Page and application data records
---+---

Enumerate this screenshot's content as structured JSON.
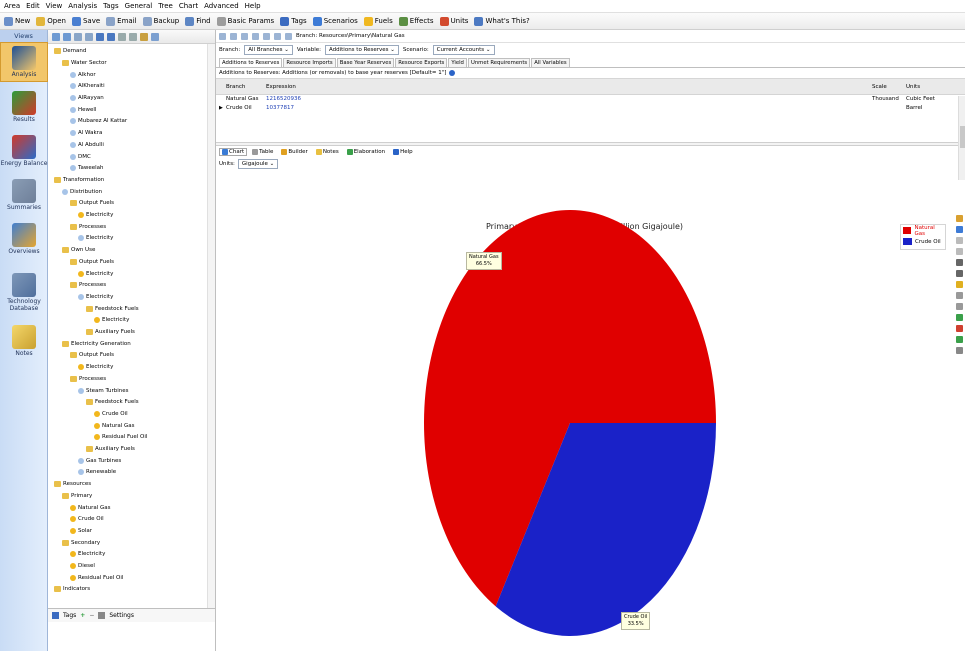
{
  "menu": [
    "Area",
    "Edit",
    "View",
    "Analysis",
    "Tags",
    "General",
    "Tree",
    "Chart",
    "Advanced",
    "Help"
  ],
  "toolbar": [
    {
      "label": "New",
      "icon": "new-icon",
      "color": "#6b8fc9"
    },
    {
      "label": "Open",
      "icon": "open-icon",
      "color": "#e2b63b"
    },
    {
      "label": "Save",
      "icon": "save-icon",
      "color": "#4a7fd1"
    },
    {
      "label": "Email",
      "icon": "email-icon",
      "color": "#8aa3c8"
    },
    {
      "label": "Backup",
      "icon": "backup-icon",
      "color": "#8aa3c8"
    },
    {
      "label": "Find",
      "icon": "find-icon",
      "color": "#5d86c4"
    },
    {
      "label": "Basic Params",
      "icon": "params-icon",
      "color": "#9c9c9c"
    },
    {
      "label": "Tags",
      "icon": "tags-icon",
      "color": "#3b6bc0"
    },
    {
      "label": "Scenarios",
      "icon": "scenarios-icon",
      "color": "#3d7bd6"
    },
    {
      "label": "Fuels",
      "icon": "fuels-icon",
      "color": "#f0b820"
    },
    {
      "label": "Effects",
      "icon": "effects-icon",
      "color": "#5b8f43"
    },
    {
      "label": "Units",
      "icon": "units-icon",
      "color": "#d24a2e"
    },
    {
      "label": "What's This?",
      "icon": "whats-this-icon",
      "color": "#4c79c2"
    }
  ],
  "nav": {
    "header": "Views",
    "items": [
      {
        "label": "Analysis",
        "icon": "analysis-icon",
        "active": true
      },
      {
        "label": "Results",
        "icon": "results-icon"
      },
      {
        "label": "Energy Balance",
        "icon": "energy-balance-icon"
      },
      {
        "label": "Summaries",
        "icon": "summaries-icon"
      },
      {
        "label": "Overviews",
        "icon": "overviews-icon"
      },
      {
        "label": "Technology Database",
        "icon": "technology-database-icon"
      },
      {
        "label": "Notes",
        "icon": "notes-icon"
      }
    ]
  },
  "tree": [
    {
      "label": "Demand",
      "depth": 0,
      "type": "folder"
    },
    {
      "label": "Water Sector",
      "depth": 1,
      "type": "folder"
    },
    {
      "label": "Alkhor",
      "depth": 2,
      "type": "proc"
    },
    {
      "label": "AlKheraiti",
      "depth": 2,
      "type": "proc"
    },
    {
      "label": "AlRayyan",
      "depth": 2,
      "type": "proc"
    },
    {
      "label": "Hewell",
      "depth": 2,
      "type": "proc"
    },
    {
      "label": "Mubarez Al Kattar",
      "depth": 2,
      "type": "proc"
    },
    {
      "label": "Al Wakra",
      "depth": 2,
      "type": "proc"
    },
    {
      "label": "Al Abdulli",
      "depth": 2,
      "type": "proc"
    },
    {
      "label": "DMC",
      "depth": 2,
      "type": "proc"
    },
    {
      "label": "Taweelah",
      "depth": 2,
      "type": "proc"
    },
    {
      "label": "Transformation",
      "depth": 0,
      "type": "folder"
    },
    {
      "label": "Distribution",
      "depth": 1,
      "type": "proc"
    },
    {
      "label": "Output Fuels",
      "depth": 2,
      "type": "folder"
    },
    {
      "label": "Electricity",
      "depth": 3,
      "type": "cyl"
    },
    {
      "label": "Processes",
      "depth": 2,
      "type": "folder"
    },
    {
      "label": "Electricity",
      "depth": 3,
      "type": "proc"
    },
    {
      "label": "Own Use",
      "depth": 1,
      "type": "folder"
    },
    {
      "label": "Output Fuels",
      "depth": 2,
      "type": "folder"
    },
    {
      "label": "Electricity",
      "depth": 3,
      "type": "cyl"
    },
    {
      "label": "Processes",
      "depth": 2,
      "type": "folder"
    },
    {
      "label": "Electricity",
      "depth": 3,
      "type": "proc"
    },
    {
      "label": "Feedstock Fuels",
      "depth": 4,
      "type": "folder"
    },
    {
      "label": "Electricity",
      "depth": 5,
      "type": "cyl"
    },
    {
      "label": "Auxiliary Fuels",
      "depth": 4,
      "type": "folder"
    },
    {
      "label": "Electricity Generation",
      "depth": 1,
      "type": "folder"
    },
    {
      "label": "Output Fuels",
      "depth": 2,
      "type": "folder"
    },
    {
      "label": "Electricity",
      "depth": 3,
      "type": "cyl"
    },
    {
      "label": "Processes",
      "depth": 2,
      "type": "folder"
    },
    {
      "label": "Steam Turbines",
      "depth": 3,
      "type": "proc"
    },
    {
      "label": "Feedstock Fuels",
      "depth": 4,
      "type": "folder"
    },
    {
      "label": "Crude Oil",
      "depth": 5,
      "type": "cyl"
    },
    {
      "label": "Natural Gas",
      "depth": 5,
      "type": "cyl"
    },
    {
      "label": "Residual Fuel Oil",
      "depth": 5,
      "type": "cyl"
    },
    {
      "label": "Auxiliary Fuels",
      "depth": 4,
      "type": "folder"
    },
    {
      "label": "Gas Turbines",
      "depth": 3,
      "type": "proc"
    },
    {
      "label": "Renewable",
      "depth": 3,
      "type": "proc"
    },
    {
      "label": "Resources",
      "depth": 0,
      "type": "folder"
    },
    {
      "label": "Primary",
      "depth": 1,
      "type": "folder"
    },
    {
      "label": "Natural Gas",
      "depth": 2,
      "type": "cyl"
    },
    {
      "label": "Crude Oil",
      "depth": 2,
      "type": "cyl"
    },
    {
      "label": "Solar",
      "depth": 2,
      "type": "cyl"
    },
    {
      "label": "Secondary",
      "depth": 1,
      "type": "folder"
    },
    {
      "label": "Electricity",
      "depth": 2,
      "type": "cyl"
    },
    {
      "label": "Diesel",
      "depth": 2,
      "type": "cyl"
    },
    {
      "label": "Residual Fuel Oil",
      "depth": 2,
      "type": "cyl"
    },
    {
      "label": "Indicators",
      "depth": 0,
      "type": "folder"
    }
  ],
  "tree_bottom": {
    "tags_label": "Tags",
    "settings_label": "Settings"
  },
  "selectors": {
    "branch_label": "Branch:",
    "branch_value": "All Branches",
    "variable_label": "Variable:",
    "variable_value": "Additions to Reserves",
    "scenario_label": "Scenario:",
    "scenario_value": "Current Accounts",
    "breadcrumb": "Branch: Resources\\Primary\\Natural Gas"
  },
  "variable_tabs": [
    {
      "label": "Additions to Reserves",
      "active": true
    },
    {
      "label": "Resource Imports"
    },
    {
      "label": "Base Year Reserves"
    },
    {
      "label": "Resource Exports"
    },
    {
      "label": "Yield"
    },
    {
      "label": "Unmet Requirements"
    },
    {
      "label": "All Variables"
    }
  ],
  "description": "Additions to Reserves: Additions (or removals) to base year reserves [Default= 1\"]",
  "grid": {
    "headers": {
      "branch": "Branch",
      "expression": "Expression",
      "scale": "Scale",
      "units": "Units"
    },
    "rows": [
      {
        "branch": "Natural Gas",
        "expression": "1216520936",
        "scale": "Thousand",
        "units": "Cubic Feet"
      },
      {
        "branch": "Crude Oil",
        "expression": "10377817",
        "scale": "",
        "units": "Barrel"
      }
    ]
  },
  "bottom_tabs": [
    {
      "label": "Chart",
      "active": true,
      "color": "#3a7bd5"
    },
    {
      "label": "Table",
      "color": "#9a9a9a"
    },
    {
      "label": "Builder",
      "color": "#e0a020"
    },
    {
      "label": "Notes",
      "color": "#e8c040"
    },
    {
      "label": "Elaboration",
      "color": "#3aa04a"
    },
    {
      "label": "Help",
      "color": "#2a63c7"
    }
  ],
  "units": {
    "label": "Units:",
    "value": "Gigajoule"
  },
  "chart_data": {
    "type": "pie",
    "title": "Primary: Additions to Reserves (Million Gigajoule)",
    "labels": [
      "Natural Gas",
      "Crude Oil"
    ],
    "values": [
      66.5,
      33.5
    ],
    "value_labels": [
      "66.5%",
      "33.5%"
    ],
    "colors": [
      "#e00000",
      "#1a22c8"
    ],
    "legend": "top-right"
  }
}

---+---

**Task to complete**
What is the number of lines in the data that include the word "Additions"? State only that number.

**Solution to the problem**
4